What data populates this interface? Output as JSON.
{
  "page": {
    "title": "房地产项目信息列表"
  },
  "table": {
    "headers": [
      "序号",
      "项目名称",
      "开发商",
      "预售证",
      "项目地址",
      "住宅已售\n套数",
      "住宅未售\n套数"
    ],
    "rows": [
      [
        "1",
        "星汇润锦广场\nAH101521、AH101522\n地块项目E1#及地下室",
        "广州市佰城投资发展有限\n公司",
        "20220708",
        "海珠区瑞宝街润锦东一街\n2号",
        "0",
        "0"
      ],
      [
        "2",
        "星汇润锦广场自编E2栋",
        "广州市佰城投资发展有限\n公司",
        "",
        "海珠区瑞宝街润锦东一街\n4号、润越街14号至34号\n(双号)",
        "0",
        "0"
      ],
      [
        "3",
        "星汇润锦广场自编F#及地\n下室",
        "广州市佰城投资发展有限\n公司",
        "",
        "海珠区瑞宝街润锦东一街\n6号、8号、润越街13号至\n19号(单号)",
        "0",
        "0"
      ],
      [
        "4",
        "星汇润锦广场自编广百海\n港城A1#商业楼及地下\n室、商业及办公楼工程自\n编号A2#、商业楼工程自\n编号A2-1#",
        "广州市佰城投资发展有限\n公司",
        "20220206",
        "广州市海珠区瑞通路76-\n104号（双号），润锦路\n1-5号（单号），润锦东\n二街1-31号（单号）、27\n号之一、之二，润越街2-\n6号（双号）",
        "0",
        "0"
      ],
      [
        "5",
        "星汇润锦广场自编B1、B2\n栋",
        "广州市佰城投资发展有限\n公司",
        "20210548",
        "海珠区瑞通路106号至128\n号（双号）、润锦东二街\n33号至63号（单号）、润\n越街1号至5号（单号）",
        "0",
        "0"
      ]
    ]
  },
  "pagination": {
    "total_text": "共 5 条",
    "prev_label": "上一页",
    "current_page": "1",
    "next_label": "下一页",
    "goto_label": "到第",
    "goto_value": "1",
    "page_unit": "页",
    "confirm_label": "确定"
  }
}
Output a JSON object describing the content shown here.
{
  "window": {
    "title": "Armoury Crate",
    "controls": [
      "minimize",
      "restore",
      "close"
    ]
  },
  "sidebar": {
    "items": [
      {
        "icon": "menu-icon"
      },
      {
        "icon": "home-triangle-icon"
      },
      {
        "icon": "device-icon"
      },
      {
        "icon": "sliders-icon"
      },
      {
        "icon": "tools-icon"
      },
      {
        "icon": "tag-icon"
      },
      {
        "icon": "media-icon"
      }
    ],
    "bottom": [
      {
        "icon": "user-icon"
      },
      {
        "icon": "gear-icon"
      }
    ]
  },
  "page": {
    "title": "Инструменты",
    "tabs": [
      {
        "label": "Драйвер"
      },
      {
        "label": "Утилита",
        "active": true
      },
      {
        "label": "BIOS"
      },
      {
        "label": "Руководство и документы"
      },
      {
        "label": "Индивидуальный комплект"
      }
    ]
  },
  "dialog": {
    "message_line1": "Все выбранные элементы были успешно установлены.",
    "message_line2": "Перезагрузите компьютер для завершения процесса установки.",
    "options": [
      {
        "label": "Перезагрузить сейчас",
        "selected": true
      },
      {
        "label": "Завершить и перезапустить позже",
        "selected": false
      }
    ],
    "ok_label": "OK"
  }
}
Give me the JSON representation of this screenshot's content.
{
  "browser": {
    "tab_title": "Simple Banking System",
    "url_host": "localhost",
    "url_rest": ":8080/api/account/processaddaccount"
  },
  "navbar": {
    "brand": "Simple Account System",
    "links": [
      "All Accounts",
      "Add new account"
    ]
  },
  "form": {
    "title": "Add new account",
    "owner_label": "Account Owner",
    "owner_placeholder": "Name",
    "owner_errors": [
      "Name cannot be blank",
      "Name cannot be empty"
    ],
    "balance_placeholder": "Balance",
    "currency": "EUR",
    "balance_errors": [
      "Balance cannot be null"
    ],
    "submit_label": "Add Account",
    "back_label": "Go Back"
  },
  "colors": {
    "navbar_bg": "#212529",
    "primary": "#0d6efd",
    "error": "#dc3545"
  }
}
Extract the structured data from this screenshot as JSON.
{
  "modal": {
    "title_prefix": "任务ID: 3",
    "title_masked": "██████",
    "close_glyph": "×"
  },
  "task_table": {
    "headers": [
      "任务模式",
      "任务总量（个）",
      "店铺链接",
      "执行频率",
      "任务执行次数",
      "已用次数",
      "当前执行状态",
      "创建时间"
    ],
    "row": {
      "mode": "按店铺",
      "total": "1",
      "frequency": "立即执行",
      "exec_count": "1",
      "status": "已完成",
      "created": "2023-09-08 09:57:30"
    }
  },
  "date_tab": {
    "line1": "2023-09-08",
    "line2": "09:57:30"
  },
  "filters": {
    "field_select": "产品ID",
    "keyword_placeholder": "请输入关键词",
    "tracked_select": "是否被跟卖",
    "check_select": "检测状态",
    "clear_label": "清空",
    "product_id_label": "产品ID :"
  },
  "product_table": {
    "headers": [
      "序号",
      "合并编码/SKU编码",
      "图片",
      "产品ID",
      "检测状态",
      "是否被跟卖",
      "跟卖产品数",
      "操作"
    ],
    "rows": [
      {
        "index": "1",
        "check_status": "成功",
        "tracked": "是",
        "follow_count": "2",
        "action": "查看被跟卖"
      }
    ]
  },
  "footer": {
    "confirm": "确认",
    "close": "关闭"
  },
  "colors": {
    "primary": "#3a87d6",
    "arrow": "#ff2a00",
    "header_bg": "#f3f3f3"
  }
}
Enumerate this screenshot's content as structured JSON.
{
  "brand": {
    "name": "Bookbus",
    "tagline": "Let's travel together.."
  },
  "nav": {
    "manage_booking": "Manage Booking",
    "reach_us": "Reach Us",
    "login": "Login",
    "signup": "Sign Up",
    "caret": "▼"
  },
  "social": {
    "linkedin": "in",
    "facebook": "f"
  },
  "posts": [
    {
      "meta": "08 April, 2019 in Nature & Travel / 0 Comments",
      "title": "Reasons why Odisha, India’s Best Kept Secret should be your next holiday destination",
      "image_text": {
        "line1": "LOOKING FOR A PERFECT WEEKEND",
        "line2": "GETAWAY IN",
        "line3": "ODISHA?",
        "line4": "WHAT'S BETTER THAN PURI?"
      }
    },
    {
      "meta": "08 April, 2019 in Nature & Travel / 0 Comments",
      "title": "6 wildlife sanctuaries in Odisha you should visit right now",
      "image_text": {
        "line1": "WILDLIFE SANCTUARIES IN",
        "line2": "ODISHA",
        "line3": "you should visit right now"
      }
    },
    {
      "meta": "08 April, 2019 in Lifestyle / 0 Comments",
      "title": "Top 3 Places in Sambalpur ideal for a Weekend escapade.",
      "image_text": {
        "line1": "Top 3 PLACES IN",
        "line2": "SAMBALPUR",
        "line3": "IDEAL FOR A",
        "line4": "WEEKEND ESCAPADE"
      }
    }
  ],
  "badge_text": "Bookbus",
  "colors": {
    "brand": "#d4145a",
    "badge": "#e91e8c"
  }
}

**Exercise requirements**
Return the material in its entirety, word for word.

**Reply to the exercise**
What data populates this interface? Output as JSON.
{
  "page": {
    "title": "房地产项目信息列表"
  },
  "table": {
    "headers": [
      "序号",
      "项目名称",
      "开发商",
      "预售证",
      "项目地址",
      "住宅已售\n套数",
      "住宅未售\n套数"
    ],
    "rows": [
      [
        "1",
        "星汇润锦广场\nAH101521、AH101522\n地块项目E1#及地下室",
        "广州市佰城投资发展有限\n公司",
        "20220708",
        "海珠区瑞宝街润锦东一街\n2号",
        "0",
        "0"
      ],
      [
        "2",
        "星汇润锦广场自编E2栋",
        "广州市佰城投资发展有限\n公司",
        "",
        "海珠区瑞宝街润锦东一街\n4号、润越街14号至34号\n(双号)",
        "0",
        "0"
      ],
      [
        "3",
        "星汇润锦广场自编F#及地\n下室",
        "广州市佰城投资发展有限\n公司",
        "",
        "海珠区瑞宝街润锦东一街\n6号、8号、润越街13号至\n19号(单号)",
        "0",
        "0"
      ],
      [
        "4",
        "星汇润锦广场自编广百海\n港城A1#商业楼及地下\n室、商业及办公楼工程自\n编号A2#、商业楼工程自\n编号A2-1#",
        "广州市佰城投资发展有限\n公司",
        "20220206",
        "广州市海珠区瑞通路76-\n104号（双号），润锦路\n1-5号（单号），润锦东\n二街1-31号（单号）、27\n号之一、之二，润越街2-\n6号（双号）",
        "0",
        "0"
      ],
      [
        "5",
        "星汇润锦广场自编B1、B2\n栋",
        "广州市佰城投资发展有限\n公司",
        "20210548",
        "海珠区瑞通路106号至128\n号（双号）、润锦东二街\n33号至63号（单号）、润\n越街1号至5号（单号）",
        "0",
        "0"
      ]
    ]
  },
  "pagination": {
    "total_text": "共 5 条",
    "prev_label": "上一页",
    "current_page": "1",
    "next_label": "下一页",
    "goto_label": "到第",
    "goto_value": "1",
    "page_unit": "页",
    "confirm_label": "确定"
  }
}
Output a JSON object describing the content shown here.
{
  "window": {
    "title": "Armoury Crate",
    "controls": [
      "minimize",
      "restore",
      "close"
    ]
  },
  "sidebar": {
    "items": [
      {
        "icon": "menu-icon"
      },
      {
        "icon": "home-triangle-icon"
      },
      {
        "icon": "device-icon"
      },
      {
        "icon": "sliders-icon"
      },
      {
        "icon": "tools-icon"
      },
      {
        "icon": "tag-icon"
      },
      {
        "icon": "media-icon"
      }
    ],
    "bottom": [
      {
        "icon": "user-icon"
      },
      {
        "icon": "gear-icon"
      }
    ]
  },
  "page": {
    "title": "Инструменты",
    "tabs": [
      {
        "label": "Драйвер"
      },
      {
        "label": "Утилита",
        "active": true
      },
      {
        "label": "BIOS"
      },
      {
        "label": "Руководство и документы"
      },
      {
        "label": "Индивидуальный комплект"
      }
    ]
  },
  "dialog": {
    "message_line1": "Все выбранные элементы были успешно установлены.",
    "message_line2": "Перезагрузите компьютер для завершения процесса установки.",
    "options": [
      {
        "label": "Перезагрузить сейчас",
        "selected": true
      },
      {
        "label": "Завершить и перезапустить позже",
        "selected": false
      }
    ],
    "ok_label": "OK"
  }
}
Give me the JSON representation of this screenshot's content.
{
  "browser": {
    "tab_title": "Simple Banking System",
    "url_host": "localhost",
    "url_rest": ":8080/api/account/processaddaccount"
  },
  "navbar": {
    "brand": "Simple Account System",
    "links": [
      "All Accounts",
      "Add new account"
    ]
  },
  "form": {
    "title": "Add new account",
    "owner_label": "Account Owner",
    "owner_placeholder": "Name",
    "owner_errors": [
      "Name cannot be blank",
      "Name cannot be empty"
    ],
    "balance_placeholder": "Balance",
    "currency": "EUR",
    "balance_errors": [
      "Balance cannot be null"
    ],
    "submit_label": "Add Account",
    "back_label": "Go Back"
  },
  "colors": {
    "navbar_bg": "#212529",
    "primary": "#0d6efd",
    "error": "#dc3545"
  }
}
Extract the structured data from this screenshot as JSON.
{
  "modal": {
    "title_prefix": "任务ID: 3",
    "title_masked": "██████",
    "close_glyph": "×"
  },
  "task_table": {
    "headers": [
      "任务模式",
      "任务总量（个）",
      "店铺链接",
      "执行频率",
      "任务执行次数",
      "已用次数",
      "当前执行状态",
      "创建时间"
    ],
    "row": {
      "mode": "按店铺",
      "total": "1",
      "frequency": "立即执行",
      "exec_count": "1",
      "status": "已完成",
      "created": "2023-09-08 09:57:30"
    }
  },
  "date_tab": {
    "line1": "2023-09-08",
    "line2": "09:57:30"
  },
  "filters": {
    "field_select": "产品ID",
    "keyword_placeholder": "请输入关键词",
    "tracked_select": "是否被跟卖",
    "check_select": "检测状态",
    "clear_label": "清空",
    "product_id_label": "产品ID :"
  },
  "product_table": {
    "headers": [
      "序号",
      "合并编码/SKU编码",
      "图片",
      "产品ID",
      "检测状态",
      "是否被跟卖",
      "跟卖产品数",
      "操作"
    ],
    "rows": [
      {
        "index": "1",
        "check_status": "成功",
        "tracked": "是",
        "follow_count": "2",
        "action": "查看被跟卖"
      }
    ]
  },
  "footer": {
    "confirm": "确认",
    "close": "关闭"
  },
  "colors": {
    "primary": "#3a87d6",
    "arrow": "#ff2a00",
    "header_bg": "#f3f3f3"
  }
}
Enumerate this screenshot's content as structured JSON.
{
  "brand": {
    "name": "Bookbus",
    "tagline": "Let's travel together.."
  },
  "nav": {
    "manage_booking": "Manage Booking",
    "reach_us": "Reach Us",
    "login": "Login",
    "signup": "Sign Up",
    "caret": "▼"
  },
  "social": {
    "linkedin": "in",
    "facebook": "f"
  },
  "posts": [
    {
      "meta": "08 April, 2019 in Nature & Travel / 0 Comments",
      "title": "Reasons why Odisha, India’s Best Kept Secret should be your next holiday destination",
      "image_text": {
        "line1": "LOOKING FOR A PERFECT WEEKEND",
        "line2": "GETAWAY IN",
        "line3": "ODISHA?",
        "line4": "WHAT'S BETTER THAN PURI?"
      }
    },
    {
      "meta": "08 April, 2019 in Nature & Travel / 0 Comments",
      "title": "6 wildlife sanctuaries in Odisha you should visit right now",
      "image_text": {
        "line1": "WILDLIFE SANCTUARIES IN",
        "line2": "ODISHA",
        "line3": "you should visit right now"
      }
    },
    {
      "meta": "08 April, 2019 in Lifestyle / 0 Comments",
      "title": "Top 3 Places in Sambalpur ideal for a Weekend escapade.",
      "image_text": {
        "line1": "Top 3 PLACES IN",
        "line2": "SAMBALPUR",
        "line3": "IDEAL FOR A",
        "line4": "WEEKEND ESCAPADE"
      }
    }
  ],
  "badge_text": "Bookbus",
  "colors": {
    "brand": "#d4145a",
    "badge": "#e91e8c"
  }
}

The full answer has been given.